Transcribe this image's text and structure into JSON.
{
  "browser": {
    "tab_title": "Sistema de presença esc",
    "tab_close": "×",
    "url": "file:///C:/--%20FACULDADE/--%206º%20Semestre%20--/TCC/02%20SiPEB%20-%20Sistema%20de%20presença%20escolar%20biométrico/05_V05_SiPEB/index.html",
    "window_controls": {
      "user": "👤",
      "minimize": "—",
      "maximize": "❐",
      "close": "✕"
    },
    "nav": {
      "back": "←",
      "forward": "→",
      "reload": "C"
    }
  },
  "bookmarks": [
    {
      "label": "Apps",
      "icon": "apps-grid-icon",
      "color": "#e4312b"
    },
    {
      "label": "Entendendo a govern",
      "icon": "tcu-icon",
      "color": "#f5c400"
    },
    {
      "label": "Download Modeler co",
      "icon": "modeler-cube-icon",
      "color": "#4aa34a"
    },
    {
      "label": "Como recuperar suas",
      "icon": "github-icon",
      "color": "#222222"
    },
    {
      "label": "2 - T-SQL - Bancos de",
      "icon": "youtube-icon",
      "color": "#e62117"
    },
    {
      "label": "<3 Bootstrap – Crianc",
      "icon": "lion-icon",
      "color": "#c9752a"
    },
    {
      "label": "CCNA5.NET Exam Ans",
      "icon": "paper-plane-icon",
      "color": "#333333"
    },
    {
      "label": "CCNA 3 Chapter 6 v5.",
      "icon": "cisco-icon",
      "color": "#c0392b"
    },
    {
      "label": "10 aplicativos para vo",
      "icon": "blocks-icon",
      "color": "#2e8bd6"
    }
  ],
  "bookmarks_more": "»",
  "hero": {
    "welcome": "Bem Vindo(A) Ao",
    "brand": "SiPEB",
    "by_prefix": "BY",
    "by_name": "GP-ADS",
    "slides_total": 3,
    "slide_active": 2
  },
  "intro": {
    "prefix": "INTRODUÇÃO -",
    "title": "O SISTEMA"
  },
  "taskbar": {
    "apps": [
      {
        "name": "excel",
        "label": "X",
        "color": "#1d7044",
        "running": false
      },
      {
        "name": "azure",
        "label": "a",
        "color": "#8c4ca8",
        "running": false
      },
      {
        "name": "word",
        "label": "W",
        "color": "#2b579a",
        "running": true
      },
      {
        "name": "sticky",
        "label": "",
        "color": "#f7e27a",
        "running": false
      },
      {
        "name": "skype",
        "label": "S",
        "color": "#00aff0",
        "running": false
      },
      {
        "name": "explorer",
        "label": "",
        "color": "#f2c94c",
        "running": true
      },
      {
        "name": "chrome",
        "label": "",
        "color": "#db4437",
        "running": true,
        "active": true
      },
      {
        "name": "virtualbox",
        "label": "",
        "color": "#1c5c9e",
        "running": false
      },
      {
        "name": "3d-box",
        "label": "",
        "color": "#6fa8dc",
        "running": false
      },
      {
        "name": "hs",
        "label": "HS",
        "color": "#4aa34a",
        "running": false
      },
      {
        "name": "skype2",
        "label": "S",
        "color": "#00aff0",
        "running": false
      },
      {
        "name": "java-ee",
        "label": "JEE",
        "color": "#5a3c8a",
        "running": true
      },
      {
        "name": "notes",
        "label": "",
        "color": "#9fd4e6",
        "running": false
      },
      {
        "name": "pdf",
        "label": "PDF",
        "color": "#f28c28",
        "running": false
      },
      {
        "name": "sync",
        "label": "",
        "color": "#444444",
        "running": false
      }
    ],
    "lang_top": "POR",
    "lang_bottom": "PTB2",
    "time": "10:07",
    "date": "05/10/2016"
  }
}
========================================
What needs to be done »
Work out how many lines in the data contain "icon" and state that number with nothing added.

Response to this exercise »
9